Meanwhile, the House Ways and Means Ways and Means Committee tentatively completed action on the business portion of its tax bill, which would provide as large a cut as Reagan proposed and in the process fundamentally structure the way businesses can write off investments in equipment. The committee, over the heated opposition of most Republican members, also approved a proposal under which companies in six "distressed" industries -- airlines, automobile manufacturing, mining, paper, railroads and steel -- could claim $3.3 billion worth of unused past investment tax credits. The Democrats advanced this as a way of providing troubled companies such as Chrysler Corp. with cash; provided they used the money to buy new equipment, such companies would be entitled to refunds of some of their past taxes paid.

Rep. W. Henson Moore (R-La.) called the retroactive investment credit provision, which carried 17 to 10, "yet another bailout," and he added, "You guys have come a long way toward being Republicans on taxes, but this goes too . . . far."

The Finance Committee has reached broad agreement with the administration on 14 items for inclusion in a bill that would track closely the revised Reagan plan, Dole said. Five other items, including indexing individual taxes for inflation after 1984, some additional savings incentives and help for unprofitable industries, are still being negotiated.

Dole said the committee also plans to write a provision designed to crack down on so-called commodity tax straddles, which would reduce the net cost of its bill.
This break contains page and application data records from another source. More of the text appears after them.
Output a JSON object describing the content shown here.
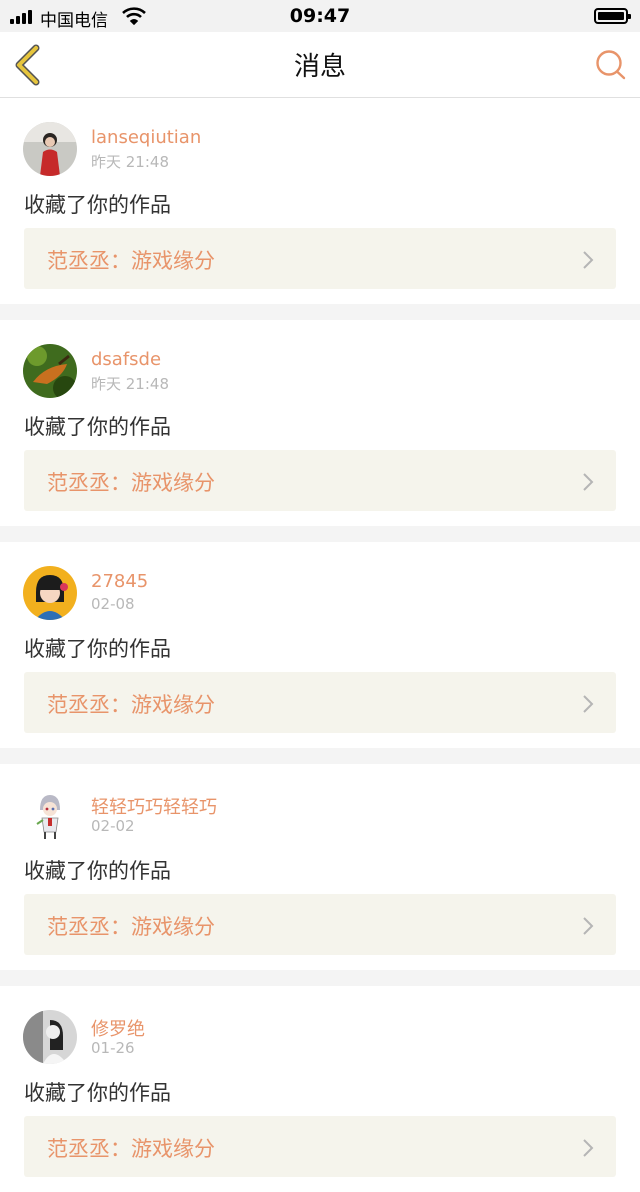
{
  "status_bar": {
    "carrier": "中国电信",
    "time": "09:47",
    "icons": [
      "signal-icon",
      "wifi-icon",
      "battery-icon"
    ]
  },
  "header": {
    "title": "消息",
    "back_icon": "chevron-left-icon",
    "search_icon": "search-icon"
  },
  "colors": {
    "accent": "#e8946a",
    "back_icon": "#e6c53d",
    "card_link_bg": "#f5f4ec",
    "separator": "#f4f4f4"
  },
  "messages": [
    {
      "username": "lanseqiutian",
      "time": "昨天 21:48",
      "action": "收藏了你的作品",
      "work_title": "范丞丞：游戏缘分",
      "avatar": "avatar-girl-red-dress"
    },
    {
      "username": "dsafsde",
      "time": "昨天 21:48",
      "action": "收藏了你的作品",
      "work_title": "范丞丞：游戏缘分",
      "avatar": "avatar-bird-green"
    },
    {
      "username": "27845",
      "time": "02-08",
      "action": "收藏了你的作品",
      "work_title": "范丞丞：游戏缘分",
      "avatar": "avatar-cartoon-girl-yellow"
    },
    {
      "username": "轻轻巧巧轻轻巧",
      "time": "02-02",
      "action": "收藏了你的作品",
      "work_title": "范丞丞：游戏缘分",
      "avatar": "avatar-anime-character"
    },
    {
      "username": "修罗绝",
      "time": "01-26",
      "action": "收藏了你的作品",
      "work_title": "范丞丞：游戏缘分",
      "avatar": "avatar-bw-photo"
    }
  ]
}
The House is expected to adopt a similar provision.

Usually the Senate waits for the House to originate major tax bills, but Ways and Means, with Democrats in charge, has been moving more slowly than the Reagan administration wants. But Reagan has called upon Congress to send him a tax bill by August, and yesterday's start in the Republican-run Finance Committee was an effort to pressure the Democrats to comply.

"We've been waiting for the House to produce a tax bill for a year and a half," Dole said, as he urged the committee to move swiftly to ensure "some tax relief in 1981, partly as a gesture of good faith to the American taxpayer and partly to improve the climate for business expansion immediately." tLast year the Finance Committee reported out a tax cut bill, while the House refused to move on one.
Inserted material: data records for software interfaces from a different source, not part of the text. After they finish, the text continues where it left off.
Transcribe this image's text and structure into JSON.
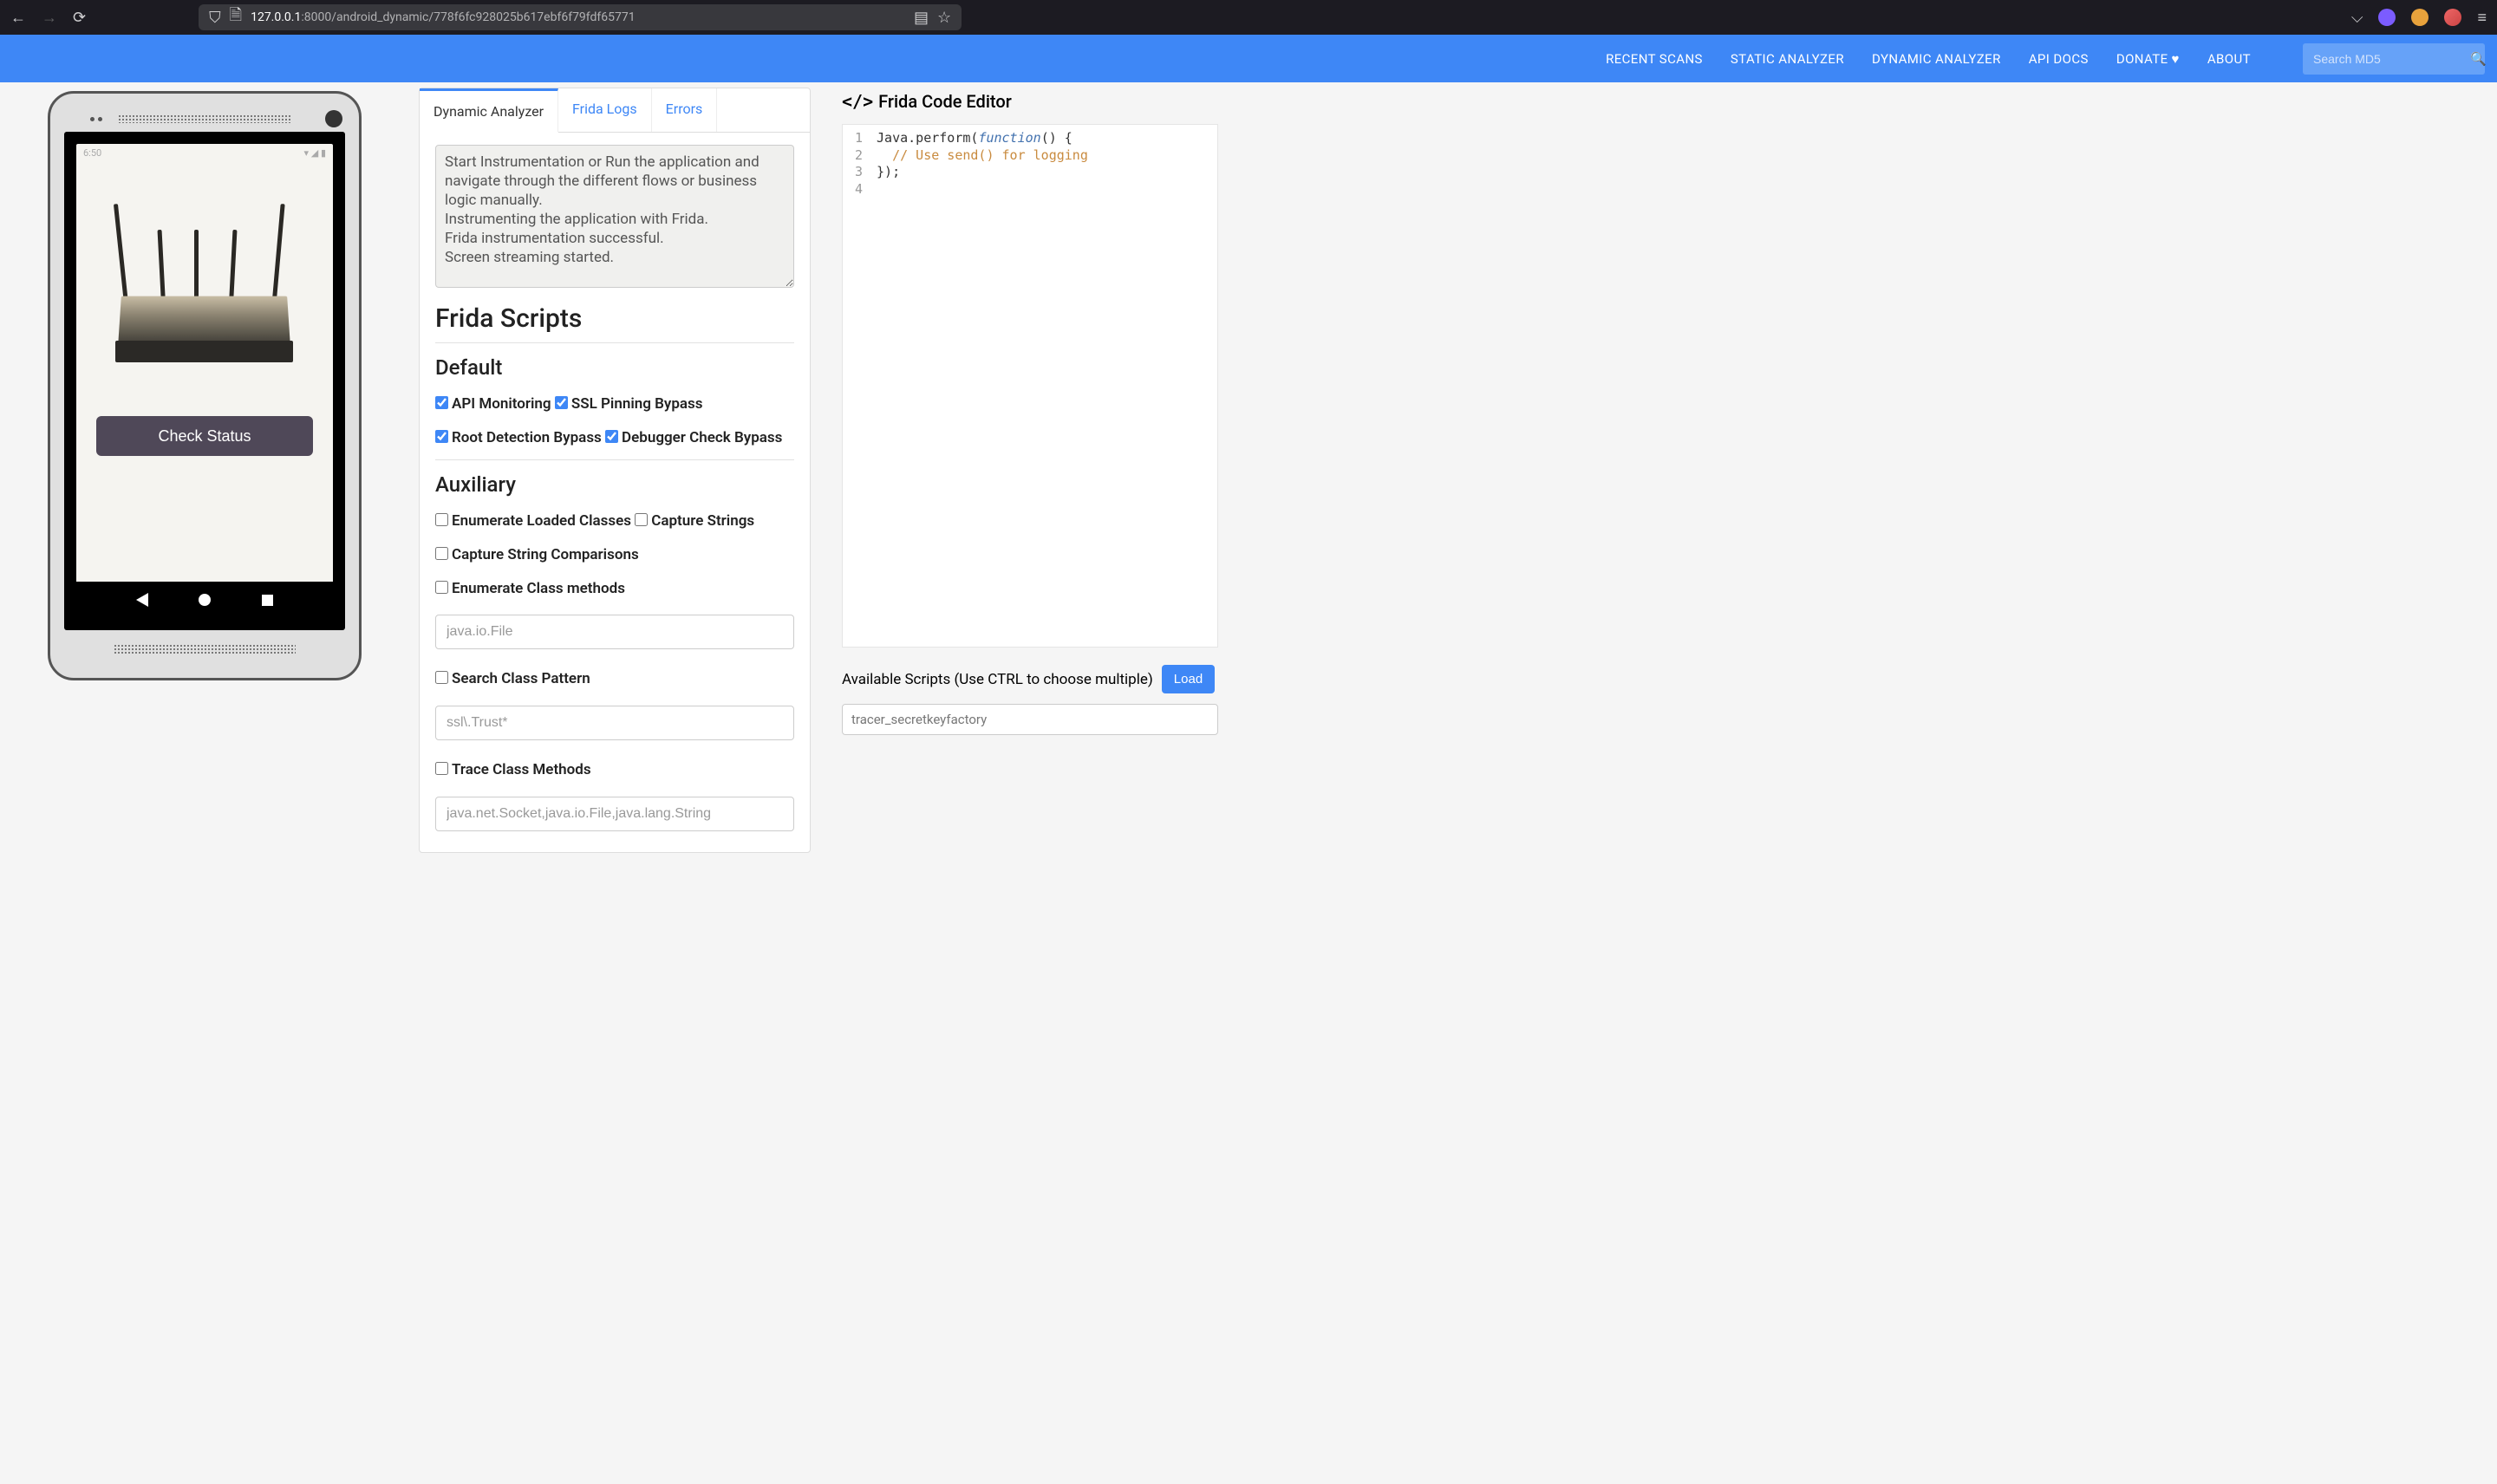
{
  "browser": {
    "url_host": "127.0.0.1",
    "url_port": ":8000",
    "url_path": "/android_dynamic/778f6fc928025b617ebf6f79fdf65771"
  },
  "nav": {
    "recent_scans": "RECENT SCANS",
    "static_analyzer": "STATIC ANALYZER",
    "dynamic_analyzer": "DYNAMIC ANALYZER",
    "api_docs": "API DOCS",
    "donate": "DONATE",
    "about": "ABOUT",
    "search_placeholder": "Search MD5"
  },
  "phone": {
    "time": "6:50",
    "button": "Check Status"
  },
  "tabs": {
    "dynamic": "Dynamic Analyzer",
    "frida_logs": "Frida Logs",
    "errors": "Errors"
  },
  "log": "Start Instrumentation or Run the application and navigate through the different flows or business logic manually.\nInstrumenting the application with Frida.\nFrida instrumentation successful.\nScreen streaming started.",
  "scripts": {
    "title": "Frida Scripts",
    "default_h": "Default",
    "api_monitoring": "API Monitoring",
    "ssl_pinning": "SSL Pinning Bypass",
    "root_detection": "Root Detection Bypass",
    "debugger_check": "Debugger Check Bypass",
    "aux_h": "Auxiliary",
    "enum_loaded": "Enumerate Loaded Classes",
    "capture_strings": "Capture Strings",
    "capture_string_cmp": "Capture String Comparisons",
    "enum_methods": "Enumerate Class methods",
    "enum_methods_ph": "java.io.File",
    "search_pattern": "Search Class Pattern",
    "search_pattern_ph": "ssl\\.Trust*",
    "trace_methods": "Trace Class Methods",
    "trace_methods_ph": "java.net.Socket,java.io.File,java.lang.String"
  },
  "editor": {
    "title": "Frida Code Editor",
    "lines": {
      "l1_a": "Java.perform(",
      "l1_b": "function",
      "l1_c": "() {",
      "l2": "// Use send() for logging",
      "l3": "});"
    },
    "avail_label": "Available Scripts (Use CTRL to choose multiple)",
    "load": "Load",
    "select_hint": "tracer_secretkeyfactory"
  }
}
Two Democrats on Finance, Sens. Bill Bradley of New Jersey and George J. Mitchell of Maine, voted against the administration's plan for a 5 percent cut in personal tax rates in October, followed by 10 percent cuts in July 1982 and 1983. Bradley said he planned to offer at least two amendments to the committee next week to tilt the cut in favor of middle- and lower-income groups, and to make the state of the economy a condition of the third-year cut.

Three of the 12 voting in favor of Reagan's individual cuts were Democrats, and Dole indicated to reporters that he expected to get the Reagan alternative through the committee and the Senate despite some Democratic opposition.
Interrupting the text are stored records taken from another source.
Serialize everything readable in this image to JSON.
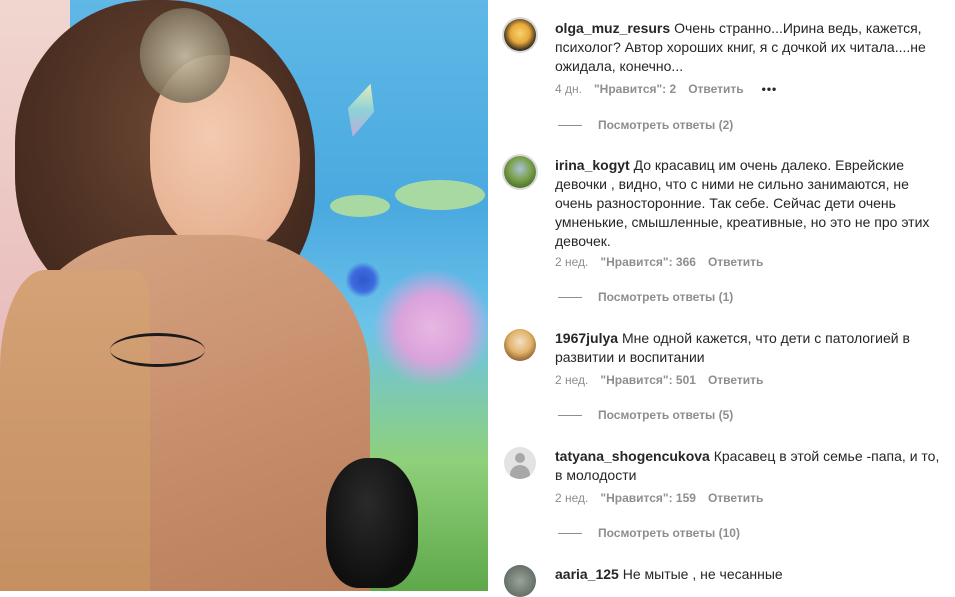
{
  "comments": [
    {
      "username": "olga_muz_resurs",
      "text": "Очень странно...Ирина ведь, кажется, психолог? Автор хороших книг, я с дочкой их читала....не ожидала, конечно...",
      "time": "4 дн.",
      "likes": "\"Нравится\": 2",
      "reply": "Ответить",
      "more": "•••",
      "view_replies": "Посмотреть ответы (2)",
      "avatar_icon": "user-avatar-photo"
    },
    {
      "username": "irina_kogyt",
      "text": "До красавиц им очень далеко. Еврейские девочки , видно, что с ними не сильно занимаются, не очень разносторонние. Так себе. Сейчас дети очень умненькие, смышленные, креативные, но это не про этих девочек.",
      "time": "2 нед.",
      "likes": "\"Нравится\": 366",
      "reply": "Ответить",
      "view_replies": "Посмотреть ответы (1)",
      "avatar_icon": "user-avatar-photo"
    },
    {
      "username": "1967julya",
      "text": "Мне одной кажется, что дети с патологией в развитии и воспитании",
      "time": "2 нед.",
      "likes": "\"Нравится\": 501",
      "reply": "Ответить",
      "view_replies": "Посмотреть ответы (5)",
      "avatar_icon": "user-avatar-photo"
    },
    {
      "username": "tatyana_shogencukova",
      "text": "Красавец в этой семье -папа, и то, в молодости",
      "time": "2 нед.",
      "likes": "\"Нравится\": 159",
      "reply": "Ответить",
      "view_replies": "Посмотреть ответы (10)",
      "avatar_icon": "default-user-icon"
    },
    {
      "username": "aaria_125",
      "text": "Не мытые , не чесанные",
      "avatar_icon": "user-avatar-photo"
    }
  ]
}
Ways and Means completed work on a new system of business taxation that would let companies write off the entire cost of an investment in the year it is made rather than depreciate it over a period of years. In addition the Democrats supported future cuts in the corporate tax rate from 46 percent to 34 percent by 1987.

Beginning this year, any business would be able to "expense" the first $25,000 worth of investments in equipment, a provision that would cover all such investments by about 86 percent of all businesses. For higher levels of investments, the new approach would be phased in over five years to hold down the revenue loss.